In an op-ed published in the Santa Cruz Sentinel, Patrick Moore, a co-founder of Greenpeace who is now chairman and chief scientist of Greenspirit Strategies in Vancouver, disagrees with his former Greenpeace colleagues lobbying against polyvinyl chloride and who now support a California bill that would ban the use of the material.
As the health effects of some products containing PVC and other chemicals are publicly debated, Moore writes that PVC is one of the most sustainable, versatile and cost-effective materials available, adding that Californians will be worse off if the bill is passed.
“The best way to deliver affordable, safe drinking water is through a PVC pipe. The best way to insulate electrical wiring is with a PVC coating. In hospitals, floors and wall coverings use PVC widely. PVC is a durable, cost-effective siding for buildings because of its low maintenance and long life. Building with PVC saves on energy and material costs,” Moore writes.

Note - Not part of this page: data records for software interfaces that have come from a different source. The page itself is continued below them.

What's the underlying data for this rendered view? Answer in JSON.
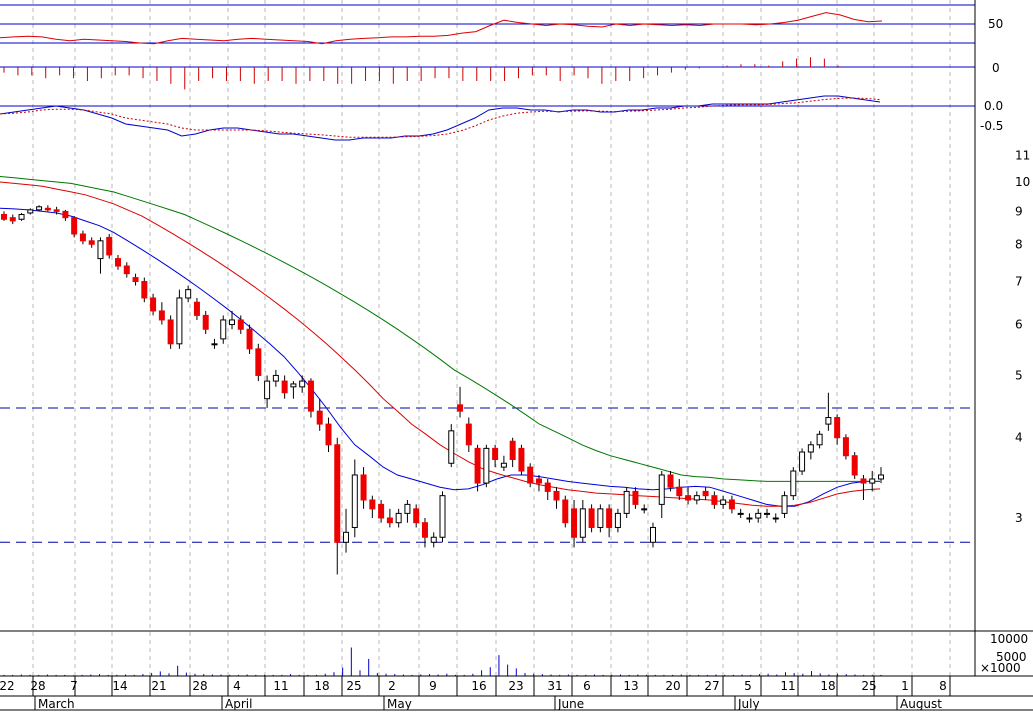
{
  "chart_data": [
    {
      "type": "line",
      "panel": "oscillator",
      "ytick_labels": [
        "50"
      ],
      "horizontal_lines": [
        50,
        25
      ],
      "colors": {
        "series": "#e00000",
        "guides": "#0000cc"
      },
      "series": [
        {
          "values": [
            32,
            33,
            34,
            33,
            30,
            28,
            30,
            29,
            28,
            27,
            25,
            24,
            28,
            31,
            30,
            29,
            28,
            30,
            31,
            30,
            29,
            28,
            27,
            24,
            28,
            30,
            31,
            32,
            33,
            33,
            34,
            34,
            35,
            38,
            40,
            48,
            55,
            52,
            50,
            48,
            50,
            49,
            47,
            46,
            50,
            48,
            50,
            49,
            48,
            49,
            48,
            50,
            50,
            50,
            49,
            50,
            52,
            55,
            60,
            65,
            62,
            56,
            53,
            54
          ]
        }
      ]
    },
    {
      "type": "bar",
      "panel": "histogram",
      "ytick_labels": [
        "0"
      ],
      "colors": {
        "bars": "#cc0000",
        "zero_line": "#0000cc"
      },
      "values": [
        -0.2,
        -0.3,
        -0.3,
        -0.4,
        -0.3,
        -0.4,
        -0.5,
        -0.4,
        -0.3,
        -0.3,
        -0.4,
        -0.5,
        -0.6,
        -0.8,
        -0.5,
        -0.4,
        -0.5,
        -0.5,
        -0.6,
        -0.5,
        -0.5,
        -0.6,
        -0.5,
        -0.5,
        -0.6,
        -0.6,
        -0.5,
        -0.5,
        -0.6,
        -0.5,
        -0.5,
        -0.4,
        -0.4,
        -0.5,
        -0.5,
        -0.5,
        -0.5,
        -0.4,
        -0.3,
        -0.3,
        -0.5,
        -0.3,
        -0.4,
        -0.6,
        -0.5,
        -0.5,
        -0.4,
        -0.3,
        -0.2,
        -0.1,
        -0.05,
        0,
        0.05,
        0.1,
        0.1,
        0.05,
        0.2,
        0.3,
        0.35,
        0.3,
        0.05,
        0,
        0,
        0
      ]
    },
    {
      "type": "line",
      "panel": "macd",
      "ytick_labels": [
        "0.0",
        "-0.5"
      ],
      "colors": {
        "macd": "#0000cc",
        "signal": "#cc0000",
        "zero_line": "#0000cc"
      },
      "series": [
        {
          "values": [
            -0.2,
            -0.15,
            -0.1,
            -0.05,
            0,
            -0.05,
            -0.1,
            -0.2,
            -0.3,
            -0.45,
            -0.5,
            -0.55,
            -0.6,
            -0.75,
            -0.7,
            -0.6,
            -0.55,
            -0.55,
            -0.6,
            -0.65,
            -0.7,
            -0.7,
            -0.75,
            -0.8,
            -0.85,
            -0.85,
            -0.8,
            -0.8,
            -0.8,
            -0.75,
            -0.75,
            -0.7,
            -0.6,
            -0.45,
            -0.3,
            -0.1,
            -0.05,
            -0.05,
            -0.1,
            -0.1,
            -0.15,
            -0.1,
            -0.1,
            -0.15,
            -0.15,
            -0.1,
            -0.1,
            -0.05,
            -0.05,
            0,
            0,
            0.05,
            0.05,
            0.05,
            0.05,
            0.05,
            0.1,
            0.15,
            0.2,
            0.25,
            0.25,
            0.2,
            0.15,
            0.1
          ]
        },
        {
          "values": [
            -0.2,
            -0.18,
            -0.15,
            -0.1,
            -0.08,
            -0.08,
            -0.1,
            -0.15,
            -0.2,
            -0.3,
            -0.35,
            -0.4,
            -0.45,
            -0.55,
            -0.6,
            -0.6,
            -0.6,
            -0.6,
            -0.6,
            -0.62,
            -0.65,
            -0.68,
            -0.7,
            -0.72,
            -0.75,
            -0.78,
            -0.78,
            -0.78,
            -0.78,
            -0.77,
            -0.76,
            -0.74,
            -0.7,
            -0.62,
            -0.5,
            -0.35,
            -0.25,
            -0.18,
            -0.15,
            -0.13,
            -0.14,
            -0.13,
            -0.12,
            -0.13,
            -0.14,
            -0.13,
            -0.12,
            -0.1,
            -0.08,
            -0.05,
            -0.03,
            0,
            0.02,
            0.03,
            0.03,
            0.04,
            0.06,
            0.08,
            0.12,
            0.16,
            0.19,
            0.2,
            0.19,
            0.16
          ]
        }
      ]
    },
    {
      "type": "candlestick",
      "panel": "price",
      "log_scale": true,
      "ytick_labels": [
        "11",
        "10",
        "9",
        "8",
        "7",
        "6",
        "5",
        "4",
        "3"
      ],
      "horizontal_lines": [
        4.45,
        2.75
      ],
      "colors": {
        "up": "#ffffff",
        "down": "#ee0000",
        "sma_short": "#0000dd",
        "sma_mid": "#dd0000",
        "sma_long": "#007700",
        "dashed_lines": "#0000aa"
      },
      "ohlc": [
        [
          8.9,
          9.0,
          8.7,
          8.75
        ],
        [
          8.8,
          8.9,
          8.6,
          8.7
        ],
        [
          8.75,
          8.95,
          8.7,
          8.9
        ],
        [
          8.95,
          9.1,
          8.9,
          9.05
        ],
        [
          9.05,
          9.2,
          9.0,
          9.15
        ],
        [
          9.1,
          9.2,
          9.0,
          9.05
        ],
        [
          9.05,
          9.15,
          8.9,
          9.0
        ],
        [
          9.0,
          9.05,
          8.7,
          8.8
        ],
        [
          8.8,
          8.85,
          8.2,
          8.3
        ],
        [
          8.3,
          8.4,
          8.0,
          8.1
        ],
        [
          8.1,
          8.2,
          7.9,
          8.0
        ],
        [
          7.6,
          8.2,
          7.2,
          8.1
        ],
        [
          8.2,
          8.3,
          7.6,
          7.7
        ],
        [
          7.6,
          7.7,
          7.3,
          7.4
        ],
        [
          7.4,
          7.5,
          7.1,
          7.2
        ],
        [
          7.1,
          7.2,
          6.9,
          7.0
        ],
        [
          7.0,
          7.1,
          6.5,
          6.6
        ],
        [
          6.6,
          6.7,
          6.2,
          6.3
        ],
        [
          6.3,
          6.5,
          6.0,
          6.1
        ],
        [
          6.1,
          6.2,
          5.5,
          5.6
        ],
        [
          5.6,
          6.8,
          5.5,
          6.6
        ],
        [
          6.6,
          6.9,
          6.5,
          6.8
        ],
        [
          6.5,
          6.6,
          6.1,
          6.2
        ],
        [
          6.2,
          6.3,
          5.8,
          5.9
        ],
        [
          5.6,
          5.7,
          5.5,
          5.6
        ],
        [
          5.7,
          6.2,
          5.6,
          6.1
        ],
        [
          6.0,
          6.3,
          5.9,
          6.1
        ],
        [
          6.1,
          6.2,
          5.8,
          5.9
        ],
        [
          5.9,
          6.0,
          5.4,
          5.5
        ],
        [
          5.5,
          5.6,
          4.9,
          5.0
        ],
        [
          4.6,
          5.0,
          4.45,
          4.9
        ],
        [
          4.9,
          5.1,
          4.8,
          5.0
        ],
        [
          4.9,
          5.0,
          4.6,
          4.7
        ],
        [
          4.8,
          4.9,
          4.6,
          4.85
        ],
        [
          4.8,
          5.0,
          4.7,
          4.9
        ],
        [
          4.9,
          4.95,
          4.3,
          4.4
        ],
        [
          4.4,
          4.6,
          4.1,
          4.2
        ],
        [
          4.2,
          4.3,
          3.8,
          3.9
        ],
        [
          3.9,
          4.0,
          2.45,
          2.75
        ],
        [
          2.75,
          3.1,
          2.65,
          2.85
        ],
        [
          2.9,
          3.7,
          2.8,
          3.5
        ],
        [
          3.5,
          3.6,
          3.1,
          3.2
        ],
        [
          3.2,
          3.25,
          3.0,
          3.1
        ],
        [
          3.15,
          3.2,
          2.95,
          3.0
        ],
        [
          3.0,
          3.1,
          2.9,
          2.95
        ],
        [
          2.95,
          3.1,
          2.9,
          3.05
        ],
        [
          3.05,
          3.2,
          2.95,
          3.15
        ],
        [
          3.1,
          3.15,
          2.9,
          2.95
        ],
        [
          2.95,
          3.0,
          2.7,
          2.8
        ],
        [
          2.75,
          2.85,
          2.7,
          2.8
        ],
        [
          2.8,
          3.3,
          2.75,
          3.25
        ],
        [
          3.65,
          4.2,
          3.6,
          4.1
        ],
        [
          4.5,
          4.8,
          4.3,
          4.4
        ],
        [
          4.2,
          4.3,
          3.8,
          3.9
        ],
        [
          3.85,
          3.9,
          3.3,
          3.4
        ],
        [
          3.4,
          3.9,
          3.35,
          3.85
        ],
        [
          3.85,
          3.9,
          3.6,
          3.7
        ],
        [
          3.6,
          3.75,
          3.55,
          3.65
        ],
        [
          3.95,
          4.0,
          3.6,
          3.7
        ],
        [
          3.85,
          3.9,
          3.5,
          3.55
        ],
        [
          3.6,
          3.65,
          3.35,
          3.4
        ],
        [
          3.45,
          3.5,
          3.3,
          3.4
        ],
        [
          3.4,
          3.45,
          3.2,
          3.3
        ],
        [
          3.3,
          3.35,
          3.1,
          3.2
        ],
        [
          3.2,
          3.25,
          2.9,
          2.95
        ],
        [
          3.1,
          3.2,
          2.7,
          2.8
        ],
        [
          2.8,
          3.2,
          2.75,
          3.1
        ],
        [
          3.1,
          3.15,
          2.85,
          2.9
        ],
        [
          2.9,
          3.15,
          2.85,
          3.1
        ],
        [
          3.1,
          3.15,
          2.8,
          2.9
        ],
        [
          2.9,
          3.1,
          2.85,
          3.05
        ],
        [
          3.05,
          3.35,
          3.0,
          3.3
        ],
        [
          3.3,
          3.35,
          3.1,
          3.15
        ],
        [
          3.1,
          3.15,
          3.05,
          3.1
        ],
        [
          2.75,
          2.95,
          2.7,
          2.9
        ],
        [
          3.15,
          3.55,
          3.0,
          3.5
        ],
        [
          3.5,
          3.55,
          3.3,
          3.35
        ],
        [
          3.35,
          3.45,
          3.2,
          3.25
        ],
        [
          3.25,
          3.35,
          3.15,
          3.2
        ],
        [
          3.2,
          3.3,
          3.15,
          3.25
        ],
        [
          3.3,
          3.35,
          3.2,
          3.25
        ],
        [
          3.25,
          3.3,
          3.1,
          3.15
        ],
        [
          3.15,
          3.25,
          3.1,
          3.2
        ],
        [
          3.2,
          3.25,
          3.05,
          3.1
        ],
        [
          3.05,
          3.1,
          3.0,
          3.05
        ],
        [
          3.0,
          3.05,
          2.95,
          3.0
        ],
        [
          3.0,
          3.1,
          2.95,
          3.05
        ],
        [
          3.05,
          3.1,
          3.0,
          3.05
        ],
        [
          3.0,
          3.05,
          2.95,
          3.0
        ],
        [
          3.05,
          3.3,
          3.0,
          3.25
        ],
        [
          3.25,
          3.6,
          3.2,
          3.55
        ],
        [
          3.55,
          3.85,
          3.5,
          3.8
        ],
        [
          3.8,
          3.95,
          3.7,
          3.9
        ],
        [
          3.9,
          4.1,
          3.85,
          4.05
        ],
        [
          4.2,
          4.7,
          4.1,
          4.3
        ],
        [
          4.3,
          4.35,
          3.9,
          4.0
        ],
        [
          4.0,
          4.05,
          3.7,
          3.75
        ],
        [
          3.75,
          3.8,
          3.45,
          3.5
        ],
        [
          3.45,
          3.5,
          3.2,
          3.4
        ],
        [
          3.4,
          3.55,
          3.3,
          3.45
        ],
        [
          3.45,
          3.6,
          3.4,
          3.5
        ]
      ],
      "series": [
        {
          "values": [
            9.1,
            9.08,
            9.05,
            9.0,
            8.95,
            8.85,
            8.7,
            8.55,
            8.35,
            8.1,
            7.85,
            7.6,
            7.35,
            7.1,
            6.85,
            6.6,
            6.35,
            6.1,
            5.85,
            5.6,
            5.35,
            5.05,
            4.75,
            4.45,
            4.15,
            3.9,
            3.75,
            3.6,
            3.5,
            3.45,
            3.4,
            3.35,
            3.32,
            3.33,
            3.38,
            3.45,
            3.5,
            3.5,
            3.48,
            3.45,
            3.42,
            3.4,
            3.38,
            3.36,
            3.35,
            3.33,
            3.32,
            3.33,
            3.35,
            3.36,
            3.35,
            3.3,
            3.25,
            3.2,
            3.15,
            3.13,
            3.13,
            3.18,
            3.27,
            3.35,
            3.4,
            3.42,
            3.42
          ]
        },
        {
          "values": [
            10.0,
            9.95,
            9.9,
            9.85,
            9.75,
            9.65,
            9.55,
            9.4,
            9.25,
            9.05,
            8.85,
            8.6,
            8.35,
            8.1,
            7.85,
            7.6,
            7.35,
            7.1,
            6.85,
            6.6,
            6.35,
            6.1,
            5.85,
            5.6,
            5.35,
            5.1,
            4.85,
            4.6,
            4.4,
            4.2,
            4.05,
            3.9,
            3.78,
            3.67,
            3.58,
            3.52,
            3.47,
            3.42,
            3.38,
            3.35,
            3.32,
            3.3,
            3.28,
            3.27,
            3.26,
            3.25,
            3.24,
            3.23,
            3.22,
            3.21,
            3.2,
            3.18,
            3.16,
            3.14,
            3.13,
            3.13,
            3.14,
            3.17,
            3.22,
            3.27,
            3.3,
            3.32,
            3.33
          ]
        },
        {
          "values": [
            10.2,
            10.15,
            10.1,
            10.05,
            10.0,
            9.95,
            9.85,
            9.75,
            9.65,
            9.5,
            9.35,
            9.2,
            9.05,
            8.9,
            8.7,
            8.5,
            8.3,
            8.1,
            7.9,
            7.7,
            7.5,
            7.3,
            7.1,
            6.9,
            6.7,
            6.5,
            6.3,
            6.1,
            5.9,
            5.7,
            5.5,
            5.3,
            5.1,
            4.95,
            4.8,
            4.65,
            4.5,
            4.35,
            4.2,
            4.1,
            4.0,
            3.9,
            3.82,
            3.75,
            3.7,
            3.65,
            3.6,
            3.55,
            3.5,
            3.48,
            3.47,
            3.45,
            3.44,
            3.43,
            3.42,
            3.42,
            3.42,
            3.42,
            3.42,
            3.42,
            3.42,
            3.42,
            3.42
          ]
        }
      ]
    },
    {
      "type": "bar",
      "panel": "volume",
      "ytick_labels": [
        "10000",
        "5000"
      ],
      "unit_label": "×1000",
      "colors": {
        "bars": "#0000cc"
      },
      "values": [
        300,
        300,
        400,
        300,
        300,
        400,
        300,
        300,
        200,
        300,
        400,
        500,
        300,
        300,
        400,
        300,
        500,
        800,
        1200,
        700,
        2700,
        900,
        600,
        500,
        400,
        400,
        300,
        300,
        400,
        300,
        300,
        300,
        300,
        500,
        300,
        300,
        300,
        600,
        1000,
        2200,
        7500,
        1500,
        4500,
        800,
        600,
        500,
        400,
        300,
        400,
        500,
        400,
        600,
        300,
        300,
        600,
        1500,
        2300,
        5500,
        3000,
        2000,
        800,
        600,
        500,
        400,
        300,
        400,
        300,
        300,
        400,
        300,
        300,
        400,
        300,
        400,
        300,
        300,
        300,
        300,
        400,
        300,
        300,
        300,
        400,
        300,
        300,
        400,
        300,
        500,
        600,
        400,
        1000,
        800,
        600,
        1300,
        700,
        400,
        600,
        500,
        400,
        300,
        300,
        300
      ]
    }
  ],
  "x_axis": {
    "day_ticks": [
      "22",
      "28",
      "7",
      "14",
      "21",
      "28",
      "4",
      "11",
      "18",
      "25",
      "2",
      "9",
      "16",
      "23",
      "31",
      "6",
      "13",
      "20",
      "27",
      "5",
      "11",
      "18",
      "25",
      "1",
      "8"
    ],
    "months": [
      "March",
      "April",
      "May",
      "June",
      "July",
      "August"
    ]
  }
}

But a widely publicized report from Greenpeace said recently that an analysis carried out in its own labs detected hazardous chemicals including PVC in Wii, Sony’s PlayStation 3 Elite and Microsoft’s Xbox 360.
And, according to a recent study conducted by the Center for Health, Environment & Justice, shower curtains made with PVC contain chemicals that can harm human health, Medical News Today reported. CHEJ has been leading a campaign to rid retailers of products containing PVC.
The studies have not fallen on deaf ears. Sears and Kmart plan to phase out products and packaging containing PVC, and Wal-Mart and Target have made similar pledges. California joined the EU last year in banning phthalates in children’s and infant’s products. A similar ban has been introduced in Congress and in six other states.